Let us know how your trials go. I have many friends and family in Houston and they’ve asked me about blackberry recommendations and all I could come up with was Kiowa.
Do you grow citrus, figs, persimmons and pomegranates as well?

Cheers,
Kirk


#12

I certainly will Kirk. I have grown all of the fruits you mentioned by I am fairly new to the Houston area so I don’t have a great feel yet for what will do best here.


#13

All that I mentioned do very well there no-spray. Temperate fruits can do okay if you get low-chill varieties (chill hours vary from ~150 - 500 hrs depending on where you are in the Houston metro). Apple and pear are most limited, more options for stonefruit, peaches and japanese plums in particular. I grew up in Houston and developed a love for gardening and fruit growing in high school. Urban Harvest is a great organization of great people that offer fruit growing classes and have tremendous experience as to what types and varieties grow well there. They have an annual fruit tree sale in January with lots of otherwise hard to find local favorites (Ponkan and Pong Koa mandarins, Bloomsweet grapefruit, Suruga persimmons, Tropic Snow peaches, Pakistan mulberries, all figs and pomegranates are among my personal favorites). I have a small orchard I planted at my parents’ current home in Dickinson ~15 years ago. We’ll be back for Christmas and I look forward to the fresh citrus!
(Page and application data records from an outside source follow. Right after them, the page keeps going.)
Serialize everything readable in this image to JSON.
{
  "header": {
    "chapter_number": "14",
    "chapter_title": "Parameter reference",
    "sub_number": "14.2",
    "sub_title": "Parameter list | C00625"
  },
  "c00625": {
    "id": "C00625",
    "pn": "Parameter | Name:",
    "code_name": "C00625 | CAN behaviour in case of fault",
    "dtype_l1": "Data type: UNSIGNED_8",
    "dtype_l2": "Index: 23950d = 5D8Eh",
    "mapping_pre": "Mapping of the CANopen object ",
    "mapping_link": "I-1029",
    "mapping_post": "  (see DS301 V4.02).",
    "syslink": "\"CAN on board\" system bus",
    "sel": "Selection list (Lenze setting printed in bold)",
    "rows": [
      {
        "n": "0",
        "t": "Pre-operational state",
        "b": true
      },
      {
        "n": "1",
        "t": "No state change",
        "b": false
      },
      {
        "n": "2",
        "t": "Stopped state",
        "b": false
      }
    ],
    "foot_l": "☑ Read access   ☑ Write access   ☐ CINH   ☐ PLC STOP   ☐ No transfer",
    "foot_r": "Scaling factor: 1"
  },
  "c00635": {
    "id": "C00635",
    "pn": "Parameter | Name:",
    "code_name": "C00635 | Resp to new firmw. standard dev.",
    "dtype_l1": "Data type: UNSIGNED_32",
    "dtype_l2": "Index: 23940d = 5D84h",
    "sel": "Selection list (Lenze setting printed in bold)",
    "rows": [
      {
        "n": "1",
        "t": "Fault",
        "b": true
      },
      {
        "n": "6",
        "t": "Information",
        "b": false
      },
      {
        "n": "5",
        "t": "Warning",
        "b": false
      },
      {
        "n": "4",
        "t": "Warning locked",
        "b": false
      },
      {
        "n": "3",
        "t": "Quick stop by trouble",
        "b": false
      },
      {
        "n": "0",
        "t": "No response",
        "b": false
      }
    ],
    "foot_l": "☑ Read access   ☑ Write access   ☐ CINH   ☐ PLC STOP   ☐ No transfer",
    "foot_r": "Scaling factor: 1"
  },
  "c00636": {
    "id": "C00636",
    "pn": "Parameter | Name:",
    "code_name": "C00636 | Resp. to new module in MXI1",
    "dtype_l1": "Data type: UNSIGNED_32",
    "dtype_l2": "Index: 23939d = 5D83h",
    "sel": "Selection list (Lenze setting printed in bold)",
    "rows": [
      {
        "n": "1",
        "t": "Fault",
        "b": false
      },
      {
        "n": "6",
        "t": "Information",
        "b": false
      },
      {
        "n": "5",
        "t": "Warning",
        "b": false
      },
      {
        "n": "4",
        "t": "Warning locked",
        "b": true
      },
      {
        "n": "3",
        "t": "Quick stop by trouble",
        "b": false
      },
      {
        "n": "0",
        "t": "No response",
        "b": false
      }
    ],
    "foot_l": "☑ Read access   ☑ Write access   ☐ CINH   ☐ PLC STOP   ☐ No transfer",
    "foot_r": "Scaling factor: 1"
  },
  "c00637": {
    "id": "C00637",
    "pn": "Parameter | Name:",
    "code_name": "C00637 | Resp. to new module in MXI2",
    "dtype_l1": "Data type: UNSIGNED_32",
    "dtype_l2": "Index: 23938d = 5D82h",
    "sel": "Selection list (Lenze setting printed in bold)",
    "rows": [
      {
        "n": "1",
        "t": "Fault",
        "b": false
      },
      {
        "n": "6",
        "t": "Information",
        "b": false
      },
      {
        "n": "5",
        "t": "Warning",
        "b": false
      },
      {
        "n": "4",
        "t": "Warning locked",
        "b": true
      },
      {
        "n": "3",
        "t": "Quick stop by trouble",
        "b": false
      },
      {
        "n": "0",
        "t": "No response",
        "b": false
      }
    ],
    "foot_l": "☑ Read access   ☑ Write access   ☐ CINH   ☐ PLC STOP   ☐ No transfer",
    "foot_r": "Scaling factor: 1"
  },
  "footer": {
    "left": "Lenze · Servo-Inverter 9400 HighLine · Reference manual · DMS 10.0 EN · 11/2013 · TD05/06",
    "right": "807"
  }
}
Cheers,
Kirk


#14

Houstonians (and SE Texans) mark your calenders. The Urban Harvest Annual Fruit Tree sale is Saturday, January 13th, 2018. It is billed as: The largest single-day fruit tree sale in the country featuring over 100 varieties of fruit trees that are suited to the climate and soils of the greater Houston area. I used to go in the early 2000s and got the plants for my orchard in Dickinson, TX.

If anyone is interested in cold-hardy citrus I could ship seeds of the Chou Chau Tien Chieh (CCTC) Kat Mandarin. I grew my tree from seed started in 2000. The top was pruned once or twice to keep it lower, but its still 25-30 feet tall and bears many hundreds of delicious zippy mandarins every winter (Dec-Mar, though my dad says he still harvests a few as late as May and he still likes them). They are small, they are seedy, but they are delicious. And semi-mature specimens have survived 7F in Arlington, TX.

Happy holidays all!


#15

One more blackberry suggestion for gulf coast is sweetie pie a thornlessvhigh vhigh heat trailing variety developed by usda in southern Mississippi


#16

Isaac, have you tried the Sweetie Pie yet. Mine had very low vigor on 2 different plants. Then the 8+ feet of flood water killed them. The Kiowa, which was a year older, survived the flood. I will state that they were in containers. The sweetie pies might have better vigor in the ground. If the flavor was good enough I might try it again.


#17

I only planted mine about 18 months ago from small tissue cultures so not many berries yet. They are now about 4 feet tall with 3 or 4 shoots on each of 4 plants. Overall they were a bit slow getting started but have caught up with other thornless varieties planted 2 years ago